A new study shows that B. longum has successfully adapted to the unique aspect of infant's gut by producing an enzyme called LnBX that enables the bacteria to grow on sugar that is abundant in breast milk. According to Science Daily, the new study defines a symbiosis between gut microbes and humans.

Human milk sugars are known to selectively help in the growth of beneficial gut microbes such as bifidobacteria, which helps in the prevention of diarrhea and pathogenic infection in babies. The sugar present in breast milk referred as lacto-N-tetraose is broken down by bifidobacteria by producing an enzyme, this proof strongly suggests the symbiotic relationship between microbes and humans.

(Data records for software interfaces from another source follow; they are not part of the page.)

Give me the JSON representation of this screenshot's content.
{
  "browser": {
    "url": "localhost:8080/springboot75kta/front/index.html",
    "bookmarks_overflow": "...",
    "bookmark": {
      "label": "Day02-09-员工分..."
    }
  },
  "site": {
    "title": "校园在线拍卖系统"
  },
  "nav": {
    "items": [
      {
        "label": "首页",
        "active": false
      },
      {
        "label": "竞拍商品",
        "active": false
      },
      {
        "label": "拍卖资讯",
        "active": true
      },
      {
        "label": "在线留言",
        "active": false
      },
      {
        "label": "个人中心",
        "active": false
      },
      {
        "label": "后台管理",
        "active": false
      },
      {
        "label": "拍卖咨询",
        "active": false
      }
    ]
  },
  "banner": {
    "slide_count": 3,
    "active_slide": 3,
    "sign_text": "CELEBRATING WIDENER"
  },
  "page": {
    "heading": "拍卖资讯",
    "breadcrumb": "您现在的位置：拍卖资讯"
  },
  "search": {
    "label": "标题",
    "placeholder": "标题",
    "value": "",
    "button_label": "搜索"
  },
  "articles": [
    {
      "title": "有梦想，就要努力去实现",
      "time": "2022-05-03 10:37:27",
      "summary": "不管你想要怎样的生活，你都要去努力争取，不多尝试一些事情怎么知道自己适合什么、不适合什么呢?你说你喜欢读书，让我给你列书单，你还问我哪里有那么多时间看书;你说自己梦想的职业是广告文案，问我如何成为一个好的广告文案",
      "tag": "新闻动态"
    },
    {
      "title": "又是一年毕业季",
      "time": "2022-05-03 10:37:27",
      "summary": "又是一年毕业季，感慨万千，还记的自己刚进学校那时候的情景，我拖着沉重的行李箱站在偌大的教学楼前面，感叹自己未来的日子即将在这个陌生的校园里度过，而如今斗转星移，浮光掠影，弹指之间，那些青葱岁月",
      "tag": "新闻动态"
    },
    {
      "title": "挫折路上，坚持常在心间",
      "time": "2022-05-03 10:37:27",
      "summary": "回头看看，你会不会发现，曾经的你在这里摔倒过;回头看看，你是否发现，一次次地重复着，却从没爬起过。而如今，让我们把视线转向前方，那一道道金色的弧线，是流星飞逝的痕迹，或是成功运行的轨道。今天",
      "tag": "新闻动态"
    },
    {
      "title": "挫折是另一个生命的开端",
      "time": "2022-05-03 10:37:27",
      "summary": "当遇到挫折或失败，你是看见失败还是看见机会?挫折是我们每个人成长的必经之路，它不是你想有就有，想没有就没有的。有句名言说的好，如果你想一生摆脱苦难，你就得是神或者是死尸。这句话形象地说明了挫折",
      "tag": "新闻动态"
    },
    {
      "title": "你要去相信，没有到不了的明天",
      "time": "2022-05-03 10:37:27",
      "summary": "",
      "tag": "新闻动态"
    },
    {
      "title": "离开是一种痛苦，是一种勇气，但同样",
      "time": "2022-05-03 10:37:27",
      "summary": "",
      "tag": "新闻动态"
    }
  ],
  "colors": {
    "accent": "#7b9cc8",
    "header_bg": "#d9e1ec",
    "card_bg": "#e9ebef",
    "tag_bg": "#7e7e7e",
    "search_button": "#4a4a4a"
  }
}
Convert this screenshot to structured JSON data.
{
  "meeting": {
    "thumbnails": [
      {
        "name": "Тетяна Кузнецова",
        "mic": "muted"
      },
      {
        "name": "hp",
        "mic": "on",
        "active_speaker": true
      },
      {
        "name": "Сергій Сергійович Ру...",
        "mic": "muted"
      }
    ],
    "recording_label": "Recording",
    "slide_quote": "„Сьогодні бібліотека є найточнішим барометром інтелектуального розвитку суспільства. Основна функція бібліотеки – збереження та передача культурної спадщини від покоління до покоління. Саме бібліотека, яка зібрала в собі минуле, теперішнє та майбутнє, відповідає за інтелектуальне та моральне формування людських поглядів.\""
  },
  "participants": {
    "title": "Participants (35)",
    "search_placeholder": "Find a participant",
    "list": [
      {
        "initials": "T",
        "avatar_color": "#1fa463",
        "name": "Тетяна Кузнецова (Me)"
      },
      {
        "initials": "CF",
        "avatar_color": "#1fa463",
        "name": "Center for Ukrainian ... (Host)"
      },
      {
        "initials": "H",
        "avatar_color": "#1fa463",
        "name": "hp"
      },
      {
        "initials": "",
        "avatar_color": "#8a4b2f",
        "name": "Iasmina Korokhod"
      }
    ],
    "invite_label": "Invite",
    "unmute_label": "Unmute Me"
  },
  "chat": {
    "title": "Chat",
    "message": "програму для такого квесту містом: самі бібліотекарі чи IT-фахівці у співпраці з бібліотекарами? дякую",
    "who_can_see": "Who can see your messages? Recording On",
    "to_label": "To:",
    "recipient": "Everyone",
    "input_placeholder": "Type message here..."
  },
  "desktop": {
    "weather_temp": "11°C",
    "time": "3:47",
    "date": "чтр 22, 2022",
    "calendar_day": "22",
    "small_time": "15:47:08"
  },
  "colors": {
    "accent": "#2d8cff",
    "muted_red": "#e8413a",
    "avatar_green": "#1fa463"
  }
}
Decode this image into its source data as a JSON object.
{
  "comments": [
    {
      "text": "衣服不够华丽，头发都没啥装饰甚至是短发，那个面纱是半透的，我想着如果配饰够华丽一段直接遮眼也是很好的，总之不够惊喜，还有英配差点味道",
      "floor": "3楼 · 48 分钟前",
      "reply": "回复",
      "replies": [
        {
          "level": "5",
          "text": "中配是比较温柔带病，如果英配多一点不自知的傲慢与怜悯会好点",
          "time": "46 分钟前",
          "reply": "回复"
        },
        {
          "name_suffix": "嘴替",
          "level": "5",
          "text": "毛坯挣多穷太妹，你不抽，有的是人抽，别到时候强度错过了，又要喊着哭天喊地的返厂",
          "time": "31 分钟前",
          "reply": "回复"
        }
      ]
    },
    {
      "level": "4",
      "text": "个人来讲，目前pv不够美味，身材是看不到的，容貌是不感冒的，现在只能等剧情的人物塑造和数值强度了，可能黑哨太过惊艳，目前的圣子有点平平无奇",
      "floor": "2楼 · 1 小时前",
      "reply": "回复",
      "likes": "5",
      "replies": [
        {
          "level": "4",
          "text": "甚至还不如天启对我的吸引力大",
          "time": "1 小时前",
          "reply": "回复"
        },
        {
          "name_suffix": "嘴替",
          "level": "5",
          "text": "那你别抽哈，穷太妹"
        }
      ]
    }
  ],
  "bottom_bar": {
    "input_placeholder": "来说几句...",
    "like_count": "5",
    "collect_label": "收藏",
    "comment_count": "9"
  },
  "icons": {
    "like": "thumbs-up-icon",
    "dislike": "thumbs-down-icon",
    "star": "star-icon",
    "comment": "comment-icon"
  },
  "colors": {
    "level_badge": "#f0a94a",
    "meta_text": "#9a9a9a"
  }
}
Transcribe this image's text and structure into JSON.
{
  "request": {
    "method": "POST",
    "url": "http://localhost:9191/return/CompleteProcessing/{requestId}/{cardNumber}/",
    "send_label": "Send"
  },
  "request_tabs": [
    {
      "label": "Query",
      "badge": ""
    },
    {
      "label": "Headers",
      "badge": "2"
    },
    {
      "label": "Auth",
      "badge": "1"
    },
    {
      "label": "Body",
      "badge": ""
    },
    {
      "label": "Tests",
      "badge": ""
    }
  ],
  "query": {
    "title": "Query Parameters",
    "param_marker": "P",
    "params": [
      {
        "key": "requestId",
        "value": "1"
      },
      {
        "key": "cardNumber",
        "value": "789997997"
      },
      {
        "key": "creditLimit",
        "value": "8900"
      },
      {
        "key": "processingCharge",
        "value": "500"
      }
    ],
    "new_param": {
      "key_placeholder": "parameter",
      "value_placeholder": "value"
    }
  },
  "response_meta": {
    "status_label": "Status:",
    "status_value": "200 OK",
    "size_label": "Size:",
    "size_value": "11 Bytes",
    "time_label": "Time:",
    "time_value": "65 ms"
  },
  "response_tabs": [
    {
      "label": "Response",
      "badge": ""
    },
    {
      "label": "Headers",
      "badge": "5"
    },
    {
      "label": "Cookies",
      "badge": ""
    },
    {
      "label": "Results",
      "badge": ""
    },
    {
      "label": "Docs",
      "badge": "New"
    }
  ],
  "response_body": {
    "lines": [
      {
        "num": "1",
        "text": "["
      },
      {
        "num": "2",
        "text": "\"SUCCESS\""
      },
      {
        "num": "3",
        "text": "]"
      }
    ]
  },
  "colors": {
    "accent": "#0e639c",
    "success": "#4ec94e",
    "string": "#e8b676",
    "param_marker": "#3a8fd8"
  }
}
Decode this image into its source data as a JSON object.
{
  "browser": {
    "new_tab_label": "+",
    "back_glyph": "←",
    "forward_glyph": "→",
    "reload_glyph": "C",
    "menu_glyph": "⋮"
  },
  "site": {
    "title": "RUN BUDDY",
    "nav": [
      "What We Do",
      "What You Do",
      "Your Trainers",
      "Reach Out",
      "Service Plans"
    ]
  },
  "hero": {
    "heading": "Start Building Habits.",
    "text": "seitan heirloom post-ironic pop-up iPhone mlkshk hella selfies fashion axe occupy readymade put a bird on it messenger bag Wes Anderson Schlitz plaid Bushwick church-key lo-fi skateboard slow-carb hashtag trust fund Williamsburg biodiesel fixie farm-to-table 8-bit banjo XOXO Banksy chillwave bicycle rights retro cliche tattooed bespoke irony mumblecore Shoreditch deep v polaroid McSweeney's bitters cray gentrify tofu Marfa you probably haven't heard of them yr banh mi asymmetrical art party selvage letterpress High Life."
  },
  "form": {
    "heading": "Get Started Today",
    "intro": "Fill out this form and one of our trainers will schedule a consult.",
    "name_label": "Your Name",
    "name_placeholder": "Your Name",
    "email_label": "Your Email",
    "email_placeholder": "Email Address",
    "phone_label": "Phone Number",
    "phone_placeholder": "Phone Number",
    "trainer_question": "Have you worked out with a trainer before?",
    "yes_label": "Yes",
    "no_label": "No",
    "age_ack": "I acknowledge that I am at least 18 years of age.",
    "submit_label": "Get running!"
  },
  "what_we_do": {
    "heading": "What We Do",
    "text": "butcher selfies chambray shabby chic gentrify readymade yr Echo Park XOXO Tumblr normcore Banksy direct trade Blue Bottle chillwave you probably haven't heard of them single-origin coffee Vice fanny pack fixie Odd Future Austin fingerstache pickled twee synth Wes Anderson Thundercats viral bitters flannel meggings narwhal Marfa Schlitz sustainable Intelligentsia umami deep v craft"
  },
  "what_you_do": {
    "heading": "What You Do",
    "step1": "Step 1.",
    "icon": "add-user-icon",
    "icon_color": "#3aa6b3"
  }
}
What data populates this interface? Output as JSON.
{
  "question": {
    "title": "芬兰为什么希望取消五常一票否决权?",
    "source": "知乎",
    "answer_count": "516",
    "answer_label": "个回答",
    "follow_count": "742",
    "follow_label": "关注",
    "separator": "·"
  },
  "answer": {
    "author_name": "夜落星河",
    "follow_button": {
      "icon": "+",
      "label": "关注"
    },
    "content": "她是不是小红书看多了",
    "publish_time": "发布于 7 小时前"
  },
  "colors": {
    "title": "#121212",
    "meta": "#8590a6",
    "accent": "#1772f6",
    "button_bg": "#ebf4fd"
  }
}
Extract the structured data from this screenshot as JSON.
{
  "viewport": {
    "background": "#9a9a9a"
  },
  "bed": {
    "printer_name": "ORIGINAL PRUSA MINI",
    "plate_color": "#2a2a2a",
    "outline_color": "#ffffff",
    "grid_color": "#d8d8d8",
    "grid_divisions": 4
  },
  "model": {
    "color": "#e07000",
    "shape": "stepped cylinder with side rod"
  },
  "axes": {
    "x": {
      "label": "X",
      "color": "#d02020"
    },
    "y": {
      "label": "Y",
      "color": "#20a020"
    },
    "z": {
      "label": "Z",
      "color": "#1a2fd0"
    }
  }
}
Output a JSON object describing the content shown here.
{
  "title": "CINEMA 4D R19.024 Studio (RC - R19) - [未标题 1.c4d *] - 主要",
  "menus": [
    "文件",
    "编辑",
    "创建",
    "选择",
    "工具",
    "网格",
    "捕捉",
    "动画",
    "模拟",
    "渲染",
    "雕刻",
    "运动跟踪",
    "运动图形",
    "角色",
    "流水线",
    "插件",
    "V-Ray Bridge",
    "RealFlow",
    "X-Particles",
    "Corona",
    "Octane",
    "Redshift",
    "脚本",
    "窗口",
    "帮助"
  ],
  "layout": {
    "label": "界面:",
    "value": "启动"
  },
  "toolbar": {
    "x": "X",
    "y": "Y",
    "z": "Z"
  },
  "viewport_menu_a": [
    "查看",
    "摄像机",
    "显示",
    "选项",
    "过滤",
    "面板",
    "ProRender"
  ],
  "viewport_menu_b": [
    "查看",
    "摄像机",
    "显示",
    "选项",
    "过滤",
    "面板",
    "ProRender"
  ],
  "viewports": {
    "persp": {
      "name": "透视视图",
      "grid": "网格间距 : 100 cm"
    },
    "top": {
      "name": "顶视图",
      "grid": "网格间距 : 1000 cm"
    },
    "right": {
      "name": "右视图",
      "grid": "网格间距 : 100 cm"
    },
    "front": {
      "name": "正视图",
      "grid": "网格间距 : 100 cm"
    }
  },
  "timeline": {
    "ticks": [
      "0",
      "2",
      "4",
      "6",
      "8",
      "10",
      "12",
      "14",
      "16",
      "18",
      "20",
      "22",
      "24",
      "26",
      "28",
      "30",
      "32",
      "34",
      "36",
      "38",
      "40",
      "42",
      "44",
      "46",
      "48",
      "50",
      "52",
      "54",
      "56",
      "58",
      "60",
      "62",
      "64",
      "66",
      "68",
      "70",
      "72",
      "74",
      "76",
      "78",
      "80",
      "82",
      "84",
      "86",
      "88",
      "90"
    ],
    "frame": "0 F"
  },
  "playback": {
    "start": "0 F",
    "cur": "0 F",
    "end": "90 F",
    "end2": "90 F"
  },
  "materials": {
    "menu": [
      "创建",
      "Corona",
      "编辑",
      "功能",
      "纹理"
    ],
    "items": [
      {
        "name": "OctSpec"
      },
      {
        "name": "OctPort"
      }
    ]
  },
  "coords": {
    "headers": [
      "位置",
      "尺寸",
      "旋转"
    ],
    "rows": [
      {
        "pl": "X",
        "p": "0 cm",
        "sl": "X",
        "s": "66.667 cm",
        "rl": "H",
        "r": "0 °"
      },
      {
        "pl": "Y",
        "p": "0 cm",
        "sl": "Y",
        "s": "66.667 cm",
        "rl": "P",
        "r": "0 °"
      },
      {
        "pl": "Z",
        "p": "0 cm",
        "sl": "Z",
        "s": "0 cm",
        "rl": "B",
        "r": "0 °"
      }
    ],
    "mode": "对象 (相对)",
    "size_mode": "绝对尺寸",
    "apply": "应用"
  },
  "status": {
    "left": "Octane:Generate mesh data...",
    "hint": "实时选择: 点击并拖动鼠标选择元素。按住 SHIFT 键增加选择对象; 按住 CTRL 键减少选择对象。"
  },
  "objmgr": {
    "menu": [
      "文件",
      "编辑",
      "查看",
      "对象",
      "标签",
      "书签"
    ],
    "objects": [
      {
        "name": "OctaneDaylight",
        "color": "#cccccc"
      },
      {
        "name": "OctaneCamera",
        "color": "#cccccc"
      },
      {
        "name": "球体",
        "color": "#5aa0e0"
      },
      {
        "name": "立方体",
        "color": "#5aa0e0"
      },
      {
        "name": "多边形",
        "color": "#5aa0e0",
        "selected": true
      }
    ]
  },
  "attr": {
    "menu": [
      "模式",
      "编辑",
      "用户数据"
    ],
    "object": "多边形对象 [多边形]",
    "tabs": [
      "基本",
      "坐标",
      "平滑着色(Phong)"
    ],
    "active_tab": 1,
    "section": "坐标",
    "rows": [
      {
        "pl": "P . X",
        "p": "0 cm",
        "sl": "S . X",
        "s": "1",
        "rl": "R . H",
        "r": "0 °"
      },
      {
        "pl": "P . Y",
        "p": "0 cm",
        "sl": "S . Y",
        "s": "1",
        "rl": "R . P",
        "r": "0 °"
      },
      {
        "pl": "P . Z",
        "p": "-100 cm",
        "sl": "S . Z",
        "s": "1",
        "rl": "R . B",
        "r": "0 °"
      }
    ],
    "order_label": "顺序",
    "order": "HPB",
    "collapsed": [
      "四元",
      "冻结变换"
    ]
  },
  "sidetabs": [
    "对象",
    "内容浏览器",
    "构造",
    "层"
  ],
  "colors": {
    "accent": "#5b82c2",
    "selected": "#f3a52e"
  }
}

LnbB and LnbX are the enzymes produced by "Bifidobacterium bifidum" and "Bifidobacterium longum" respectively. These two enzymes were isolated by study authors Takane Katayama and Shinya Fushinobu from the University of Tokyo. From the tests conducted, the findings suggest that different strains and species of bifidobacteria have independently evolved molecularly to digest human milk sugar. The said finding equally describes the co-existent of these bacteria in the gut of babies feeding on breast milk.

Meanwhile, according to Power of Probiotics, "Bifidobacterium longum" is already available commercially. B. longum has anti-inflammatory properties that protect the cells from toxins. It is a probiotic that is present in breast milk and one of the first microbes to colonize the infant's gut.

The researchers plan to extend their study whether other bifidobacteria species produce diverse enzymes to digest breast milk sugars. Furthermore, the researchers will also try to find any metabolites from the said microbes promoting health to babies.